Content starts

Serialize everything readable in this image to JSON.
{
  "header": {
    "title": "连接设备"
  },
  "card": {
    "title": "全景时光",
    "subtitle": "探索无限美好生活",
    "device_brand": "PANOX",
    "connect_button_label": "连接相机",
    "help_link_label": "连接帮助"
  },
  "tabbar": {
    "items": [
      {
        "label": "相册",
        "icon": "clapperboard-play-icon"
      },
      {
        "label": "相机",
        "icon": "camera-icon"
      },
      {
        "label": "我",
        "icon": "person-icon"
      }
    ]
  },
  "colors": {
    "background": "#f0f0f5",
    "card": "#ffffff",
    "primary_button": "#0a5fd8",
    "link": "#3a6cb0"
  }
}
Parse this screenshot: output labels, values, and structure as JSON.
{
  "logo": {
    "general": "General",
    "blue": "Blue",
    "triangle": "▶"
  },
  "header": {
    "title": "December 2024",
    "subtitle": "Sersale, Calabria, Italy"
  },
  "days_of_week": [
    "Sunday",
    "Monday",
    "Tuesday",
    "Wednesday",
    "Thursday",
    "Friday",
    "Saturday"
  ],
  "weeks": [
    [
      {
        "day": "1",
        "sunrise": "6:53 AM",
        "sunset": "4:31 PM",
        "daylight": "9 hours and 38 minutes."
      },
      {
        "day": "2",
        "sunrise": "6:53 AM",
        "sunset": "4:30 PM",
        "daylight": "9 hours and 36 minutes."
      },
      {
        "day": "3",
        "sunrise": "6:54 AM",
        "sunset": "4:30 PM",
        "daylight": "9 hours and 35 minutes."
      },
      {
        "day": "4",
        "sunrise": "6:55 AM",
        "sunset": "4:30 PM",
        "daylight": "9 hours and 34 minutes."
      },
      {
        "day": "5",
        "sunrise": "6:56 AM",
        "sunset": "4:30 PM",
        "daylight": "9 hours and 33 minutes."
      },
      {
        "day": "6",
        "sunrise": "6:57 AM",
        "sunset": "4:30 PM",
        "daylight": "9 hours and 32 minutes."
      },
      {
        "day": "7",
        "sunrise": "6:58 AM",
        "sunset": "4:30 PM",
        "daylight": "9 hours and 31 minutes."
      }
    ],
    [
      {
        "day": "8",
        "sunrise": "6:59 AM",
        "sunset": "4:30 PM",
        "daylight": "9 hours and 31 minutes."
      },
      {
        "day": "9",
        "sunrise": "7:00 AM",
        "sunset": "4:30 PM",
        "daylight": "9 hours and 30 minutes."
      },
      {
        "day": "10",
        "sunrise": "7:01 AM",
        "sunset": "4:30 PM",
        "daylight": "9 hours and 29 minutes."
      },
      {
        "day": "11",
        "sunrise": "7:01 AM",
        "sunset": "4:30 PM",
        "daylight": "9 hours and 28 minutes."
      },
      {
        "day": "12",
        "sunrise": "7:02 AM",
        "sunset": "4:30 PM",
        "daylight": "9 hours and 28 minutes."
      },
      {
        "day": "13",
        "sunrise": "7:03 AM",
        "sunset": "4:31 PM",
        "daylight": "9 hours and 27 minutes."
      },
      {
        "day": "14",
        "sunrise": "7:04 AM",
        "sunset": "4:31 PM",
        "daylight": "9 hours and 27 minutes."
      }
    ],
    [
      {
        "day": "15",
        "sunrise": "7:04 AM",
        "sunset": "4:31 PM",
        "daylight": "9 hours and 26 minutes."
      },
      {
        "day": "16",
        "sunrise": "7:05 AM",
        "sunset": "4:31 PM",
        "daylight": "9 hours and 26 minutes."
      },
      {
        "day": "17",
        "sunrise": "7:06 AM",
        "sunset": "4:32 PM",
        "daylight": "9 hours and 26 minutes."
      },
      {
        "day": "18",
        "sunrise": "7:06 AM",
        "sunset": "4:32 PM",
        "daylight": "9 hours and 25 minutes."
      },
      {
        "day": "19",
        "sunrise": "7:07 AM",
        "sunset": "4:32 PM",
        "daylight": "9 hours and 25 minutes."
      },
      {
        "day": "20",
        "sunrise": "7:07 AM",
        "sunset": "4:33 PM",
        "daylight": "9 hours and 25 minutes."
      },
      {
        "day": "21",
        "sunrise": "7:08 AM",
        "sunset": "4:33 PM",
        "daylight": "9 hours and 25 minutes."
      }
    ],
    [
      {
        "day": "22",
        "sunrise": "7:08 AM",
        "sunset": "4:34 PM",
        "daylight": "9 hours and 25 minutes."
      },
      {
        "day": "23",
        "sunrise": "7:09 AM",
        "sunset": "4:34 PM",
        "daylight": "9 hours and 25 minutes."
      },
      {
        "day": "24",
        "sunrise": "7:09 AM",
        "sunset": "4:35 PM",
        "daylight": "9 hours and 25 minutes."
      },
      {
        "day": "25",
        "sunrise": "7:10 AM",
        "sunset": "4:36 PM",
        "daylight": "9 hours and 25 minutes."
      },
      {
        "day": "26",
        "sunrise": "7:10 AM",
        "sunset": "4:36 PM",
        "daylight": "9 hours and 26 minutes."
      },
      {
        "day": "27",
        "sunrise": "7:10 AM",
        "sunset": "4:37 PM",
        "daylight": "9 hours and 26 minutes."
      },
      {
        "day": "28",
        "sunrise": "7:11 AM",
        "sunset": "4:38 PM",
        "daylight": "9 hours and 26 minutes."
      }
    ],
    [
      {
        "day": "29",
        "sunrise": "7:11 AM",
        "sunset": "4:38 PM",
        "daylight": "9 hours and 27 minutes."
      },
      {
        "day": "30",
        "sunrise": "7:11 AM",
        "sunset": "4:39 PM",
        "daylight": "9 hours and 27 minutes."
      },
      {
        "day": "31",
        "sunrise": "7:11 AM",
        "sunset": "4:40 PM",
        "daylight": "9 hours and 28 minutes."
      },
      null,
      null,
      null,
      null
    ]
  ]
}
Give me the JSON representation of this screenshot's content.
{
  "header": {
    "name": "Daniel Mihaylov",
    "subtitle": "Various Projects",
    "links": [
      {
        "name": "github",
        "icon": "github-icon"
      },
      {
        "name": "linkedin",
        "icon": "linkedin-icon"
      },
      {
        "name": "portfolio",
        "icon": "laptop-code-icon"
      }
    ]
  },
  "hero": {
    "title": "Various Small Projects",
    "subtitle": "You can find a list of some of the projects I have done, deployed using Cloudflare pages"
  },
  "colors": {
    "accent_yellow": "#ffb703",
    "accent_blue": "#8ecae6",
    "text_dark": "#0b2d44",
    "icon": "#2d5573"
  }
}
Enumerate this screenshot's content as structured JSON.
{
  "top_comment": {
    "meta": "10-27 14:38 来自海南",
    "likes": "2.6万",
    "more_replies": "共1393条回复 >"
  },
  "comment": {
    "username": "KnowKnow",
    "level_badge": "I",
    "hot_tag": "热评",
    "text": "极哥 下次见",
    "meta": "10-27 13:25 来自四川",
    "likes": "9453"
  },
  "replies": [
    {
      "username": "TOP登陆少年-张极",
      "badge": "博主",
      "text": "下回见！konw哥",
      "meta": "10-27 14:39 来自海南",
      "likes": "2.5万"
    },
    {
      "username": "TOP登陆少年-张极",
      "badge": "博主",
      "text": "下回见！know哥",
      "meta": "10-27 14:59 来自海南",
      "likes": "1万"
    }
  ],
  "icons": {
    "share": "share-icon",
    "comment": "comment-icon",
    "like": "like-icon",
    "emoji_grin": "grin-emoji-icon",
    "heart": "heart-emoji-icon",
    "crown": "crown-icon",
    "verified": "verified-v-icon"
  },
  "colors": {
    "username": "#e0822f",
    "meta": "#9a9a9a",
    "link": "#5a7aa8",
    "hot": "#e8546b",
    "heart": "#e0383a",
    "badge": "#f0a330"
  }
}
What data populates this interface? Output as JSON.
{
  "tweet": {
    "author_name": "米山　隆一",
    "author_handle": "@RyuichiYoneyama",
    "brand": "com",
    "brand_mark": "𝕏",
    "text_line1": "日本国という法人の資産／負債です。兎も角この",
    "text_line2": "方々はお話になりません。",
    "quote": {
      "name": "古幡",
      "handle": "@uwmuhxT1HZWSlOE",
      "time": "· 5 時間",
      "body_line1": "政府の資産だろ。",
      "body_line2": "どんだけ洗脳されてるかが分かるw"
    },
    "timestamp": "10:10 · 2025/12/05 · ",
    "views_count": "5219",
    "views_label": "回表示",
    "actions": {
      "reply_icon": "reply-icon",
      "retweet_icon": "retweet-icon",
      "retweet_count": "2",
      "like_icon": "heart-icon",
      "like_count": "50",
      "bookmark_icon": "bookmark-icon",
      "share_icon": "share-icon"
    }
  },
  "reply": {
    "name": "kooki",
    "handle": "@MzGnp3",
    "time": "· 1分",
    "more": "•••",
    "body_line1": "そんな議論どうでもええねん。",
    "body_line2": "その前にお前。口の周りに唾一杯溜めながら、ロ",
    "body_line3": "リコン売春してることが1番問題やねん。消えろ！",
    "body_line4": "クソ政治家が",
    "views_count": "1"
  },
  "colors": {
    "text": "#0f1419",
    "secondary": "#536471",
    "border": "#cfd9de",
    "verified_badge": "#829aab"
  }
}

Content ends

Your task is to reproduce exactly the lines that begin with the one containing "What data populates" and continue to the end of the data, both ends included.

● **Result of this exercise**
What data populates this interface? Output as JSON.
{
  "tweet": {
    "author_name": "米山　隆一",
    "author_handle": "@RyuichiYoneyama",
    "brand": "com",
    "brand_mark": "𝕏",
    "text_line1": "日本国という法人の資産／負債です。兎も角この",
    "text_line2": "方々はお話になりません。",
    "quote": {
      "name": "古幡",
      "handle": "@uwmuhxT1HZWSlOE",
      "time": "· 5 時間",
      "body_line1": "政府の資産だろ。",
      "body_line2": "どんだけ洗脳されてるかが分かるw"
    },
    "timestamp": "10:10 · 2025/12/05 · ",
    "views_count": "5219",
    "views_label": "回表示",
    "actions": {
      "reply_icon": "reply-icon",
      "retweet_icon": "retweet-icon",
      "retweet_count": "2",
      "like_icon": "heart-icon",
      "like_count": "50",
      "bookmark_icon": "bookmark-icon",
      "share_icon": "share-icon"
    }
  },
  "reply": {
    "name": "kooki",
    "handle": "@MzGnp3",
    "time": "· 1分",
    "more": "•••",
    "body_line1": "そんな議論どうでもええねん。",
    "body_line2": "その前にお前。口の周りに唾一杯溜めながら、ロ",
    "body_line3": "リコン売春してることが1番問題やねん。消えろ！",
    "body_line4": "クソ政治家が",
    "views_count": "1"
  },
  "colors": {
    "text": "#0f1419",
    "secondary": "#536471",
    "border": "#cfd9de",
    "verified_badge": "#829aab"
  }
}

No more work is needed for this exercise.